The test substance MBS was evaluated in a human Repeated Insult Patch test (modified Shelanski method) with 49 volunteers (Monsanto 1982). The chemical was tested as a 75 % preparation in petrolatum. 200 mg of the test substance was placed in contact with a selected site on the back of each subject for 24 hours. Following this exposure, the test material was removed and the reaction of the site of application was evaluated and graded (score 0 through 4) by the clinical investigator. The test material was applied in this manner for four consecutive 24 hour periods each weak (monday through friday) for three consecutive weeks (induction phase). Subjects were then allowed a two week rest period, during which no exposures to the test material occurred. The sixth week was scheduled for the challenge applications. Because of the large number of panellists who had responded intensely to contact with the test material, the investigator decided to terminate the test sample applications. For the challenge applications, therefore, petrolatum alone was applied in lieu of the test sample.
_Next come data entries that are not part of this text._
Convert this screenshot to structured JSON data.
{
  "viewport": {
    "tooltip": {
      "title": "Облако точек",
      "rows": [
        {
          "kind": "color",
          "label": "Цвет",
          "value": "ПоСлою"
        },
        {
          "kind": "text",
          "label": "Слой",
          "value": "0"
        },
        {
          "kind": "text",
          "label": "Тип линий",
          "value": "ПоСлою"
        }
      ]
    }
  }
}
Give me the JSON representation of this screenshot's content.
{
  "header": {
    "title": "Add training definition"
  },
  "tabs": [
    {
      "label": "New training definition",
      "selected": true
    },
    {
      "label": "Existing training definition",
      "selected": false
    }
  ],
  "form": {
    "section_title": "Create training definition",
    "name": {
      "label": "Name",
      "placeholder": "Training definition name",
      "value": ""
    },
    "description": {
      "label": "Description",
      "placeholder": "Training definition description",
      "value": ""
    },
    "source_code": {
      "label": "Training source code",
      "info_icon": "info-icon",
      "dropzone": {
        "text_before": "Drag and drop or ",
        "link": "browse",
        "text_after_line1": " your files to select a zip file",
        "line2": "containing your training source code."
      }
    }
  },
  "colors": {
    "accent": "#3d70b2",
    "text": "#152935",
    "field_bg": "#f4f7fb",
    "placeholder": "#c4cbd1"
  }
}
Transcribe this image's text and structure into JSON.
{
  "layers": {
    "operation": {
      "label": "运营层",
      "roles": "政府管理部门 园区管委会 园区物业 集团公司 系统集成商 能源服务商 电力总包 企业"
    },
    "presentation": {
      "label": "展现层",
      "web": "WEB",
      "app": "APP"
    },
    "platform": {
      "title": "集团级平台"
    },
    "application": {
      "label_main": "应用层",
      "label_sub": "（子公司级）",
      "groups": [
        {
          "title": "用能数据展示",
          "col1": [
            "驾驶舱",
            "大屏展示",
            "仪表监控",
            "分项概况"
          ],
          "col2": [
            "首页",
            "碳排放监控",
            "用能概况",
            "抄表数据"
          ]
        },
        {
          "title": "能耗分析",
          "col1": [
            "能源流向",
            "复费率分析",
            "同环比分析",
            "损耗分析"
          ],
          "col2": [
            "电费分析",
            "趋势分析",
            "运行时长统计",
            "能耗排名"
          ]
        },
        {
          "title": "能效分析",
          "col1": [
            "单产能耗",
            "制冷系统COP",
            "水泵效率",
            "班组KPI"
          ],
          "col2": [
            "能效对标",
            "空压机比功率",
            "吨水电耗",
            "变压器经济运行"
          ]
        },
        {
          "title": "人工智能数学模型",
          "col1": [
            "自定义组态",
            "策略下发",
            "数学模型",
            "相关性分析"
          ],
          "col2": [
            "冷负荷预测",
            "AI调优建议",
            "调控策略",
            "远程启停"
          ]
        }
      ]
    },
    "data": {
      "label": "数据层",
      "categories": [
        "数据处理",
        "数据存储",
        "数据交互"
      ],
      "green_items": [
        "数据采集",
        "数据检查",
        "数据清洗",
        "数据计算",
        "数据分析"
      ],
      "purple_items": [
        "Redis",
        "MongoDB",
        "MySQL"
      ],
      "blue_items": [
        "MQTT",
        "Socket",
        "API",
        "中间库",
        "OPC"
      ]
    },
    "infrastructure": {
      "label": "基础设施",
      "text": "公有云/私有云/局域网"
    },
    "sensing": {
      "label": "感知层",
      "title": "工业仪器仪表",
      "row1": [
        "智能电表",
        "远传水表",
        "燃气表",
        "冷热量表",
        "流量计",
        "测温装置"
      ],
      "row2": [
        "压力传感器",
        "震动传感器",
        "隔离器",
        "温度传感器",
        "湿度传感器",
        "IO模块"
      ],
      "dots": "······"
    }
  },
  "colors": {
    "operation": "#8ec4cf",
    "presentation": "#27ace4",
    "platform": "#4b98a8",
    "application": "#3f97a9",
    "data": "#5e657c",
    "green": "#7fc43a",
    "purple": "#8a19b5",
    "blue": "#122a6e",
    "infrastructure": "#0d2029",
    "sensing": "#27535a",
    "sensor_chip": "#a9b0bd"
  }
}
The test material elicited irritation in thirty-one individuals. This was well over 50 percent of the panellists participating in this study. Although minimal or moderate erythema was the extent of irritation in seven of these individuals, the picture in the remaining twenty-four individuals was quite different. In all of these individuals, intense or very intense irritation, consisting of erythema, induration, weeping and extension beyond the margin of the contact site, was observed. The characteristics of these responses were consistent with that of a sensation effect.

Thus, after repeated treatment with the 75 % test substance preparation 24/49 volunteers showed an allergic reaction. Moreover, the allergic potential of MBS preparations was confirmed in additional Repeated Insult Patch Test with human volunteers (Monsanto 1986abc).

Migrated from Short description of key information:
The skin sensitisation potential of MBS was evaluated in guinea pigs and in studies with human volunteers. Skin sensitization was noted in guinea pigs after treatment with MBS (Wang 1988). Moreover, a clear allergic response (24/49) was noted in a Repeated Insult Patch test with human volunteers (Monsanto Co. 1982). This finding was confirmed by further Repeated Insult Patch test with human volunteers (Monsanto Co 1986abc). Thus, based on the findings of the guinea pig test and the human Repeated Insult Patch-test studies, the test substance MBS is considered to be a skin sensitizer in humans. In consequence, an existing classification with R43 (24 ATP)/ skin sensitizer cat. 1 (regulation no. 1272/2008 GHS) is confirmed.

Respiratory sensitisation

Endpoint conclusion
Additional information:

No data available.

Justification for classification or non-classification

The test substance MBS is classified as skin sensitizer according to the classification criteria 67/548/EWG and regulation no. 1272/2008 (GHS).